ORLANDO, Fla. — As students head back into the classroom for a new school year, some may be taking ongoing challenges — like health concerns — with them.
A Harris Poll on behalf of the nonprofit On Our Sleeves Movement for Children’s Mental Health found that 71% of American parents say their children experienced challenges last school year — ranging from safety concerns, bullying, to mental health issues.
What You Need To Know
- A Harris Poll found that 71% of U.S. parents say their children experienced challenges last school year, from safety to bullying to mental health
- Bella Aguilar is managing a lifelong battle with epilepsy but is able to enjoy flag football and excel academically
- The senior at Boone High started Vagus Nerve Stimulation, or VNS Therapy, to send pulses to her brain to prevent and lessen seizures
- Special programs allow Aguilar to access certain conditions for test-taking and other resources that allow her to be successful
One Orange County high school senior, Bella Aguilar, is managing a lifelong battle with epilepsy. Thanks to her progress, she’s able to enjoy something that she loves — flag football.
“I rarely worry when I play flag football," Aguilar said. "It’s just super fun, and we’re always giggling on the sidelines."
When Aguilar was 18 months old, she was sent to the hospital for a sudden illness, where doctors discovered her condition.
“We were like, 'Oh, she’s a space cadet'," said Aguilar's mother, Shannon Aguilar. "She would stare off into space, and we didn’t realize what was happening.”
Shannon Aguilar recalls talking with Bella’s father about their daughter's diagnosis.
“She has epilepsy, and she’s not going to live a normal life," Shannon Aguilar remembered. "She’s not going to go to college, and she’s not going to graduate high school. She’s not going to drive. She’s not going to be like her peers. I remember having to tell him that and him holding her just crying, and we had no clue what the future was going to look like.”
Bella Aguilar doesn’t remember much from her early childhood. Seizures erased most of her memories, but she remembers worrying she wouldn’t be able to do things that other children could.
“I was afraid I wasn’t going to be able to do things like normal kids, like a sleepover,” Bella Aguilar said.
Aguilar’s mom and dad were worried she may never grow up and be able to live on her own. At one point, she suffered about 20 seizures a day, and they even worried epilepsy could prematurely end her life.
“Her seizures were so bad," Shannon Aguilar said. "She was losing memory. She was losing just regular skills. She forgot how to spell her name. She couldn’t write her name. She couldn’t tie her shoes — all things a fourth- or fifth-grader should be able to do."
Even with all her prescribed medications and after five brain surgeries, Aguilar was still struggling. She did some of her own research into something her doctor suggested — VNS, or Vagus Nerve Stimulation, Therapy.
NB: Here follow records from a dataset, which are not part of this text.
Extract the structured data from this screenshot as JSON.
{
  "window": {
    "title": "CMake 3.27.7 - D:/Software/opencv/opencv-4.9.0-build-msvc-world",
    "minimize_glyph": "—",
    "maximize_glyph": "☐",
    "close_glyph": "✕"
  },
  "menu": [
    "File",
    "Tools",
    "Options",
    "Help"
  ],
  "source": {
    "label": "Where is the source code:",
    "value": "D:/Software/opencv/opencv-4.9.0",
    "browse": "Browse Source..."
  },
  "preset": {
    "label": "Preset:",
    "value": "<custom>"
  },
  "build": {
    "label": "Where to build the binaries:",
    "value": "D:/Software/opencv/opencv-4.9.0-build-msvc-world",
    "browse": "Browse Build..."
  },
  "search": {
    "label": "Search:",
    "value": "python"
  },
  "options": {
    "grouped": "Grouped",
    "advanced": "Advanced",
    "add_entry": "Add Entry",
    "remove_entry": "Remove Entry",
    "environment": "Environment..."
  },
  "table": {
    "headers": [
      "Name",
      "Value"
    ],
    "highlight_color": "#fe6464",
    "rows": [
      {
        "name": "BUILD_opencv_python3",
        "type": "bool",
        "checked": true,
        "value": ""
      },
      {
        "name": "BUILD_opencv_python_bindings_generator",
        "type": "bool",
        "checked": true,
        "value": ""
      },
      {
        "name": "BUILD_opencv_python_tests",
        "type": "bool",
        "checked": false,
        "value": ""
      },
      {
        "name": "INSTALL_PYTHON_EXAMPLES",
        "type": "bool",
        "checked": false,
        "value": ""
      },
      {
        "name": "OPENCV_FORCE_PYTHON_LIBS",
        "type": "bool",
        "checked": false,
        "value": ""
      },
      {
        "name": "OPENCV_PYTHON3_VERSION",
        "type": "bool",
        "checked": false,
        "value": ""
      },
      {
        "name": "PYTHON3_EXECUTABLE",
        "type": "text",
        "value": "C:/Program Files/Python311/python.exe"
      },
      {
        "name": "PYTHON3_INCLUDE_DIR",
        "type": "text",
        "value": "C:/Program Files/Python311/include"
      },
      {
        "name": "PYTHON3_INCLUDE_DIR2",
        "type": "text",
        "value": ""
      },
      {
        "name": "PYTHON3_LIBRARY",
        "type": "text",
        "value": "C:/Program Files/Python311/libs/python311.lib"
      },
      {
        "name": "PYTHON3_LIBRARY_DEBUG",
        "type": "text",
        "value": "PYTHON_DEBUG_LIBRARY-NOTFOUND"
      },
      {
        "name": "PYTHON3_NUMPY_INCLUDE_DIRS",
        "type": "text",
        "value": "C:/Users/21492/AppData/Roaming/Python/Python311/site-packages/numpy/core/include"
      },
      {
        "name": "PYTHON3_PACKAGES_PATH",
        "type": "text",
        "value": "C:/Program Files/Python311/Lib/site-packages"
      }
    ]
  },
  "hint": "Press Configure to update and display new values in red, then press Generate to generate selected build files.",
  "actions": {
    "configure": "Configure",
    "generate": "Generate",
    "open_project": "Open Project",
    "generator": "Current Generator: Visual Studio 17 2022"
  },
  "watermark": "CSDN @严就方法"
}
And she started VNS Therapy, getting a small device implanted that now sends pulses to her brain to prevent and lessen seizures.
VNS Therapy allowed Aguilar to worry less about when her next seizure would be and focus more on her education. Like all students with disabilities, Aguilar was able to access an Individualized Education Program, or IEP, in addition to a 504 program that allowed her certain conditions for test-taking and other resources that allowed her to be a successful student.
She went from falling behind to surpassing her grade level and now is beginning her senior year at Boone High School and is dual-enrolled at Valencia College.
She’s also working on applying to more colleges. She’s already been accepted at one school.
“It’s really cool, especially since my parents thought I’d never get here, so I feel accomplished,” Aguilar said.
Aguilar stars on Boone High School’s varsity flag football team, just one of four sports she’s competed in during high school.
“I feel really good about my future,” Aguilar said. “I don’t know what it holds, but I’m excited, and I know I have people to support me, even with my health.”
Aguilar said nothing is holding her back, “besides my parents not wanting me to move away.”
Aguilar said her goal is to work in public relations to advance the cause of organizations that have helped her. She’s already raised thousands of dollars for the Children’s Miracle Network.
Her parents’ hopes and dreams were answered, even if it means letting their daughter spread her wings and move away.
“I’m getting accustomed to opening up to the fact that she may not be here for the rest of her life, but I look forward to seeing wherever that journey of life takes her to,” said Aguilar’s father, Chris.
The Orange County Public School district serves nearly 38,000 students through its Exceptional Student Education Program, including more than a third of those students considered gifted. Students enrolled are evaluated annually to gauge progress. Parents can reach out to the school district at any time in the school year if they want to ask about enrolling their child simply by getting in contact with someone at their child’s school.
“If they feel like their child is struggling and they want that help, they go to the school, they speak to a staffing specialist sometimes or an administrator, and ask for a meeting,” said Wendy Ivory, OCPS ESE executive leader. “At that point, that’s what the school will do is help them navigate that process.”
Parents can also access the OCPS website and click on a button on the website labeled “submit a parent support ticket” to request more information about ESE services.